It’s not really defined in any standard
The generally-accepted definition and its interpretation is really the result of vendors’ marketing efforts rather than anything substantial
Many books, articles, etc., define three “factors of authentication” which are typically defined roughly as:
Something that you know, like a password
Something that you have, like a token of some sort
Something that you are, like a biometric
There’s clearly some fuzziness here because of the way these are defined. One type of biometric is a behavioral biometric, like biometrics that look at how you type on a keyboard or write with a pen. Within this framework, you could argue that a password is just a behavioral biometric that tests whether or not you can remember a particular string. You could even argue that proving possession of a cryptographic key, like you do in the X.509 authentication protocol, is just like a behavioral biometric that tests whether or not you can flip a coin and get a particular series of heads and tails, although you probably wouldn't get many people to agree with you at this point.
Multi-factor authentication is usually assumed to be a technique that uses more than one of these factors. It’s often claimed that multi-factor authentication is inherently more secure than single-factor authentication, but if you look at the history of this claim, it actually came from a vendor that wanted to make their multi-factor authentication product sound better than competitors’ products.
Is there any substance to this claim?
Let’s compare two authentication schemes:
Scheme A, which requires a username/password plus a biometric
Scheme B, which requires two different username/password combinations
Which one is more secure and why? Is there any reason to say that one is inherently more secure than the other? Particularly because it’s easy to force people to use reasonably strong passwords but essentially impossible to get the same level of security from biometrics, does using a biometric just because it’s a different authentication factor really add anything? Or will it actually provide an overall weaker authentication scheme when it's used?

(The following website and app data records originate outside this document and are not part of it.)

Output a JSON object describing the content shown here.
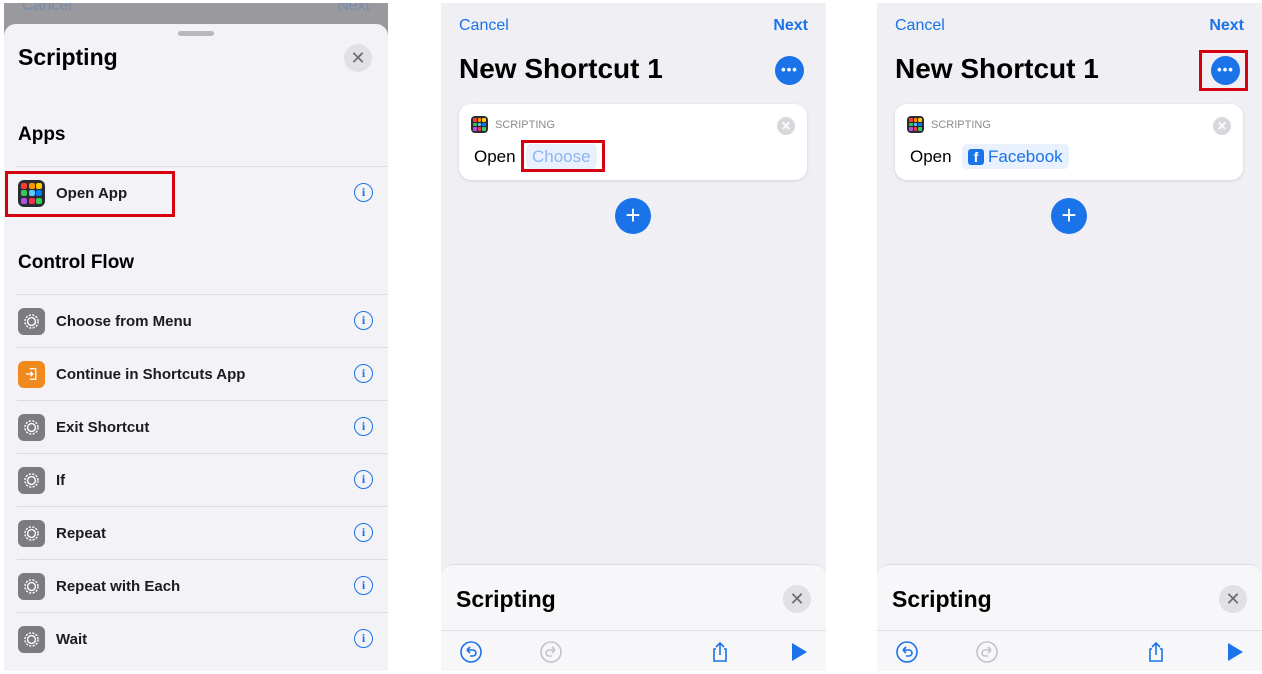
{
  "colors": {
    "accent": "#1a73e8",
    "highlight": "#d6000f",
    "gear_icon_bg": "#7b7b80",
    "orange_icon_bg": "#f08a1e"
  },
  "panel1": {
    "peek_cancel": "Cancel",
    "peek_next": "Next",
    "sheet_title": "Scripting",
    "close_glyph": "✕",
    "section_apps": "Apps",
    "apps_items": [
      {
        "label": "Open App",
        "icon": "app-grid-icon",
        "info": "i"
      }
    ],
    "section_control": "Control Flow",
    "control_items": [
      {
        "label": "Choose from Menu",
        "icon": "gear-icon",
        "info": "i"
      },
      {
        "label": "Continue in Shortcuts App",
        "icon": "continue-icon",
        "info": "i"
      },
      {
        "label": "Exit Shortcut",
        "icon": "gear-icon",
        "info": "i"
      },
      {
        "label": "If",
        "icon": "gear-icon",
        "info": "i"
      },
      {
        "label": "Repeat",
        "icon": "gear-icon",
        "info": "i"
      },
      {
        "label": "Repeat with Each",
        "icon": "gear-icon",
        "info": "i"
      },
      {
        "label": "Wait",
        "icon": "gear-icon",
        "info": "i"
      }
    ]
  },
  "panel2": {
    "cancel": "Cancel",
    "next": "Next",
    "title": "New Shortcut 1",
    "more_glyph": "•••",
    "card": {
      "category": "SCRIPTING",
      "verb": "Open",
      "param": "Choose",
      "remove_glyph": "✕"
    },
    "add_glyph": "+",
    "drawer_title": "Scripting",
    "close_glyph": "✕"
  },
  "panel3": {
    "cancel": "Cancel",
    "next": "Next",
    "title": "New Shortcut 1",
    "more_glyph": "•••",
    "card": {
      "category": "SCRIPTING",
      "verb": "Open",
      "param": "Facebook",
      "param_icon": "f",
      "remove_glyph": "✕"
    },
    "add_glyph": "+",
    "drawer_title": "Scripting",
    "close_glyph": "✕"
  }
}
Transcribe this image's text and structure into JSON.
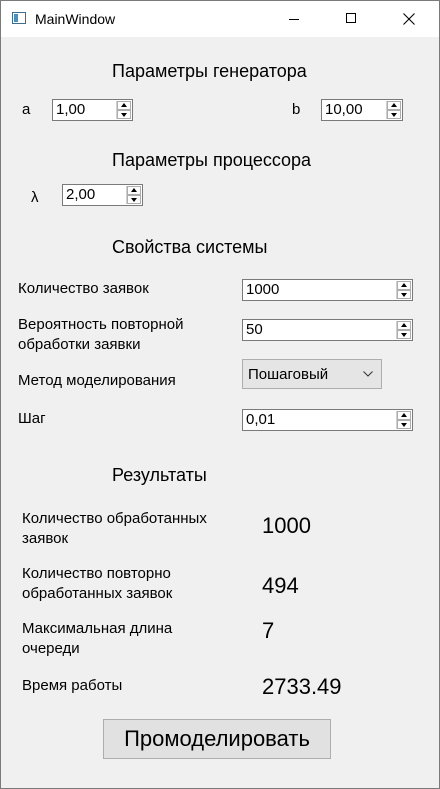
{
  "window": {
    "title": "MainWindow"
  },
  "generator": {
    "heading": "Параметры генератора",
    "a_label": "a",
    "a_value": "1,00",
    "b_label": "b",
    "b_value": "10,00"
  },
  "processor": {
    "heading": "Параметры процессора",
    "lambda_label": "λ",
    "lambda_value": "2,00"
  },
  "system": {
    "heading": "Свойства системы",
    "requests_label": "Количество заявок",
    "requests_value": "1000",
    "prob_label_line1": "Вероятность повторной",
    "prob_label_line2": "обработки заявки",
    "prob_value": "50",
    "method_label": "Метод моделирования",
    "method_value": "Пошаговый",
    "step_label": "Шаг",
    "step_value": "0,01"
  },
  "results": {
    "heading": "Результаты",
    "processed_label_line1": "Количество обработанных",
    "processed_label_line2": "заявок",
    "processed_value": "1000",
    "reprocessed_label_line1": "Количество повторно",
    "reprocessed_label_line2": "обработанных заявок",
    "reprocessed_value": "494",
    "queue_label_line1": "Максимальная длина",
    "queue_label_line2": "очереди",
    "queue_value": "7",
    "time_label": "Время работы",
    "time_value": "2733.49"
  },
  "actions": {
    "run_label": "Промоделировать"
  },
  "icons": {
    "app": "app-window-icon",
    "minimize": "minimize-icon",
    "maximize": "maximize-icon",
    "close": "close-icon",
    "spin_up": "chevron-up-icon",
    "spin_down": "chevron-down-icon",
    "combo": "chevron-down-icon"
  }
}
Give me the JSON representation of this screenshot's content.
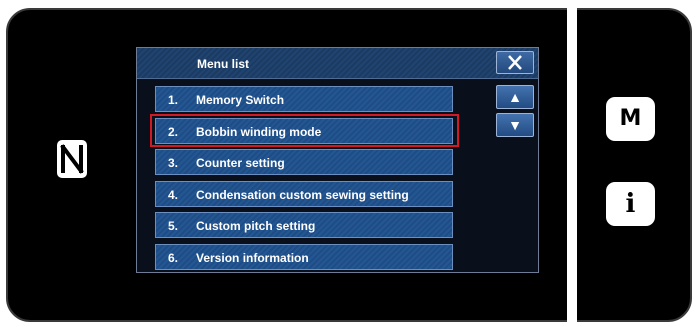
{
  "screen": {
    "title": "Menu list",
    "close_icon": "close-icon"
  },
  "menu": {
    "items": [
      {
        "number": "1.",
        "label": "Memory Switch"
      },
      {
        "number": "2.",
        "label": "Bobbin winding mode"
      },
      {
        "number": "3.",
        "label": "Counter setting"
      },
      {
        "number": "4.",
        "label": "Condensation custom sewing setting"
      },
      {
        "number": "5.",
        "label": "Custom pitch setting"
      },
      {
        "number": "6.",
        "label": "Version information"
      }
    ],
    "highlighted_item": "2."
  },
  "scroll": {
    "up": "▲",
    "down": "▼"
  },
  "side_buttons": {
    "m_label": "M",
    "info_label": "i"
  },
  "colors": {
    "highlight": "#d01b25",
    "button_blue": "#1e4c86"
  }
}
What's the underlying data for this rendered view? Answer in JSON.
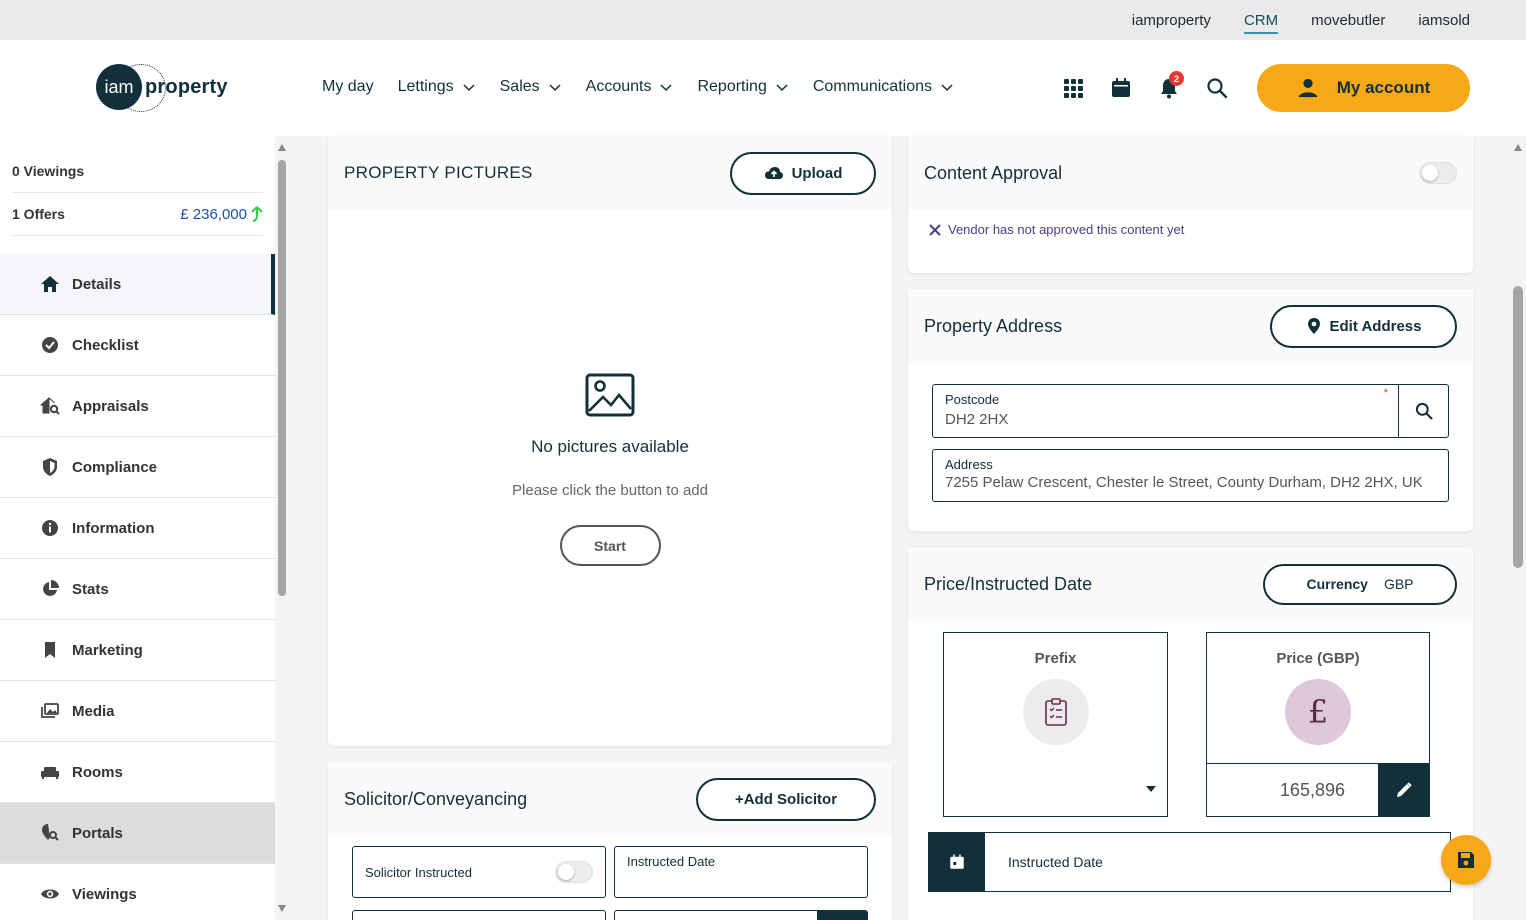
{
  "topbar": {
    "links": [
      "iamproperty",
      "CRM",
      "movebutler",
      "iamsold"
    ]
  },
  "header": {
    "logo": {
      "badge": "iam",
      "text": "property"
    },
    "nav": [
      "My day",
      "Lettings",
      "Sales",
      "Accounts",
      "Reporting",
      "Communications"
    ],
    "notification_count": "2",
    "account_label": "My account"
  },
  "sidebar": {
    "viewings": "0 Viewings",
    "offers": "1 Offers",
    "offer_value": "£ 236,000",
    "items": [
      "Details",
      "Checklist",
      "Appraisals",
      "Compliance",
      "Information",
      "Stats",
      "Marketing",
      "Media",
      "Rooms",
      "Portals",
      "Viewings"
    ]
  },
  "pictures": {
    "title": "PROPERTY PICTURES",
    "upload_label": "Upload",
    "empty_title": "No pictures available",
    "empty_text": "Please click the button to add",
    "start_label": "Start"
  },
  "solicitor": {
    "title": "Solicitor/Conveyancing",
    "add_label": "+Add Solicitor",
    "instructed_label": "Solicitor Instructed",
    "date_label": "Instructed Date"
  },
  "content_approval": {
    "title": "Content Approval",
    "status": "Vendor has not approved this content yet"
  },
  "address": {
    "title": "Property Address",
    "edit_label": "Edit Address",
    "postcode_label": "Postcode",
    "postcode_value": "DH2 2HX",
    "address_label": "Address",
    "address_value": "7255 Pelaw Crescent, Chester le Street, County Durham, DH2 2HX, UK"
  },
  "price": {
    "title": "Price/Instructed Date",
    "currency_label": "Currency",
    "currency_value": "GBP",
    "prefix_label": "Prefix",
    "price_label": "Price (GBP)",
    "price_value": "165,896",
    "instructed_date_label": "Instructed Date"
  },
  "colors": {
    "accent": "#f7a817",
    "primary": "#12303a",
    "link": "#1e4fa8"
  }
}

Nobody at the X9 meeting was convinced that authentication using two or more authentication factors is actually any more secure than authentication using two or more independent means of authentication that happen to be the same factor, so the updated standard will probably reflect this. I’m looking forward to seeing the comments on this when the document gets voted on.